Page and application data records:
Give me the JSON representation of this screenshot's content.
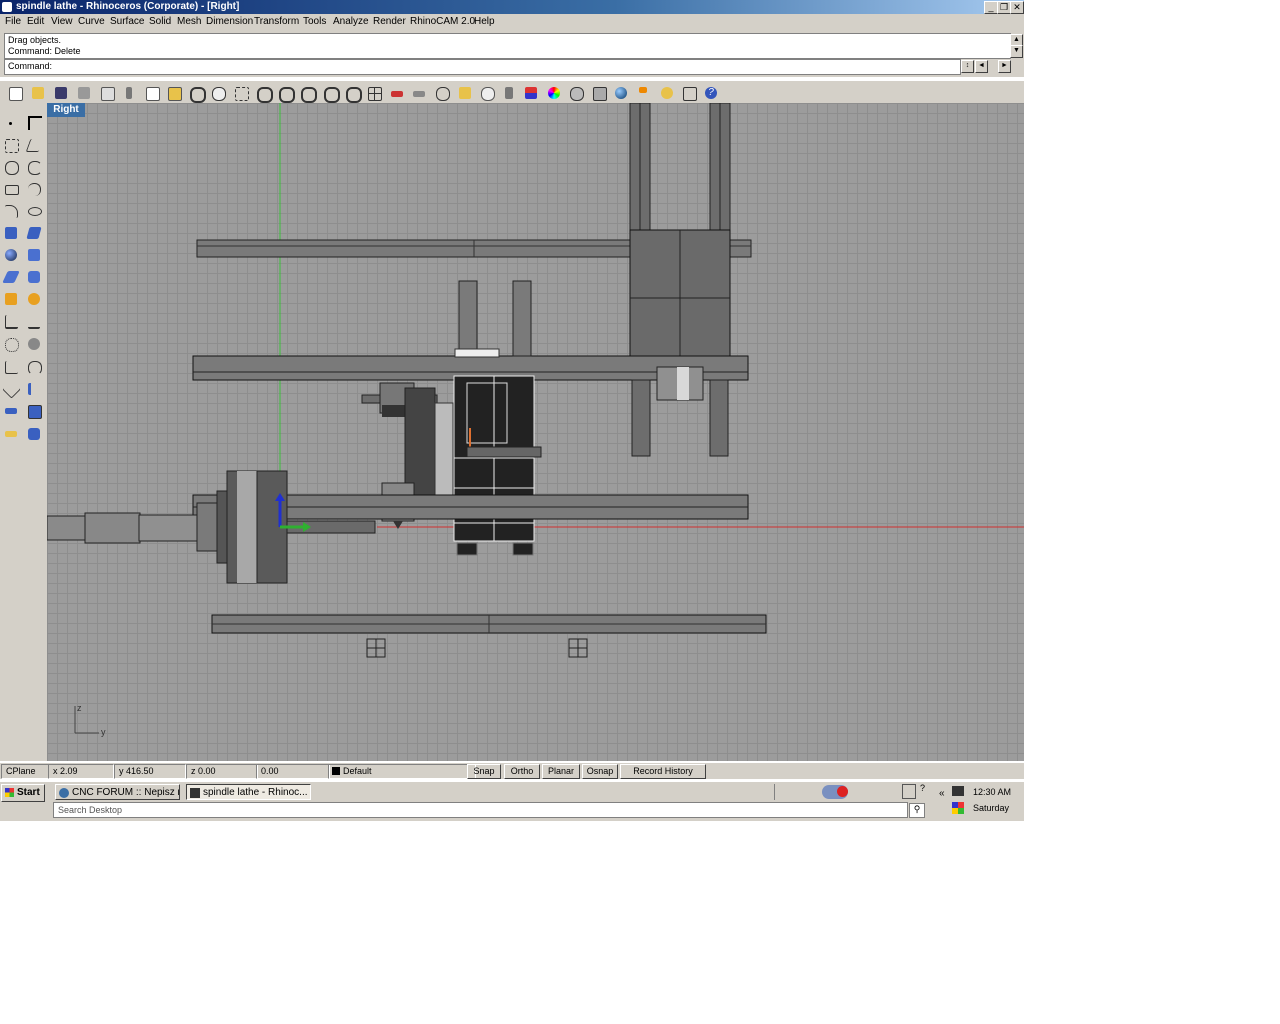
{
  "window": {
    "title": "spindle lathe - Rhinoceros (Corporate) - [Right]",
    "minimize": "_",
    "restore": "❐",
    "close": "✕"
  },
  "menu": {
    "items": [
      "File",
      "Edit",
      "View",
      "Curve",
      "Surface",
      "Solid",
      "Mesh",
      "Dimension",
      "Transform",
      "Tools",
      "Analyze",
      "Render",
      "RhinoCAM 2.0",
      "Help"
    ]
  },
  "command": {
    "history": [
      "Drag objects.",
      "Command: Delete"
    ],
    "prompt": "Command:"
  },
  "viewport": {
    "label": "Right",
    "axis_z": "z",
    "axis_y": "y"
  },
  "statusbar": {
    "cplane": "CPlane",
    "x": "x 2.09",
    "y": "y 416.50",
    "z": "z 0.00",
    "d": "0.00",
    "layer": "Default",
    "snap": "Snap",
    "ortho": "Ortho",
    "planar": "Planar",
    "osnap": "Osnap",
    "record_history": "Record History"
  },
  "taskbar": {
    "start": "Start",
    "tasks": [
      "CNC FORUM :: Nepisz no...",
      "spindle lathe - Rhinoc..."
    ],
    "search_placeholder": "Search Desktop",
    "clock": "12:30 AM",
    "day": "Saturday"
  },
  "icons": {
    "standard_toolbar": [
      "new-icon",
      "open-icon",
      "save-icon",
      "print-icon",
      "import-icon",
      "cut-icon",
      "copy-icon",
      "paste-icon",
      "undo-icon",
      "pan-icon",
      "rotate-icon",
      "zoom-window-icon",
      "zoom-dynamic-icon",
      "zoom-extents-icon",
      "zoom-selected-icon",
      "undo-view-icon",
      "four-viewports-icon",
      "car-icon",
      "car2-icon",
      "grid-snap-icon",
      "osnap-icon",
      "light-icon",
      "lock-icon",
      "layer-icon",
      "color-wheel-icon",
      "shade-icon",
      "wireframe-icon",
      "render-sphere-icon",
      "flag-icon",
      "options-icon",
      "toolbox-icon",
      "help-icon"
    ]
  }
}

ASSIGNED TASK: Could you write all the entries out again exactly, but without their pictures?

SOLUTION:
Give me the JSON representation of this screenshot's content.
{
  "window": {
    "title": "spindle lathe - Rhinoceros (Corporate) - [Right]",
    "minimize": "_",
    "restore": "❐",
    "close": "✕"
  },
  "menu": {
    "items": [
      "File",
      "Edit",
      "View",
      "Curve",
      "Surface",
      "Solid",
      "Mesh",
      "Dimension",
      "Transform",
      "Tools",
      "Analyze",
      "Render",
      "RhinoCAM 2.0",
      "Help"
    ]
  },
  "command": {
    "history": [
      "Drag objects.",
      "Command: Delete"
    ],
    "prompt": "Command:"
  },
  "viewport": {
    "label": "Right",
    "axis_z": "z",
    "axis_y": "y"
  },
  "statusbar": {
    "cplane": "CPlane",
    "x": "x 2.09",
    "y": "y 416.50",
    "z": "z 0.00",
    "d": "0.00",
    "layer": "Default",
    "snap": "Snap",
    "ortho": "Ortho",
    "planar": "Planar",
    "osnap": "Osnap",
    "record_history": "Record History"
  },
  "taskbar": {
    "start": "Start",
    "tasks": [
      "CNC FORUM :: Nepisz no...",
      "spindle lathe - Rhinoc..."
    ],
    "search_placeholder": "Search Desktop",
    "clock": "12:30 AM",
    "day": "Saturday"
  },
  "icons": {
    "standard_toolbar": [
      "new-icon",
      "open-icon",
      "save-icon",
      "print-icon",
      "import-icon",
      "cut-icon",
      "copy-icon",
      "paste-icon",
      "undo-icon",
      "pan-icon",
      "rotate-icon",
      "zoom-window-icon",
      "zoom-dynamic-icon",
      "zoom-extents-icon",
      "zoom-selected-icon",
      "undo-view-icon",
      "four-viewports-icon",
      "car-icon",
      "car2-icon",
      "grid-snap-icon",
      "osnap-icon",
      "light-icon",
      "lock-icon",
      "layer-icon",
      "color-wheel-icon",
      "shade-icon",
      "wireframe-icon",
      "render-sphere-icon",
      "flag-icon",
      "options-icon",
      "toolbox-icon",
      "help-icon"
    ]
  }
}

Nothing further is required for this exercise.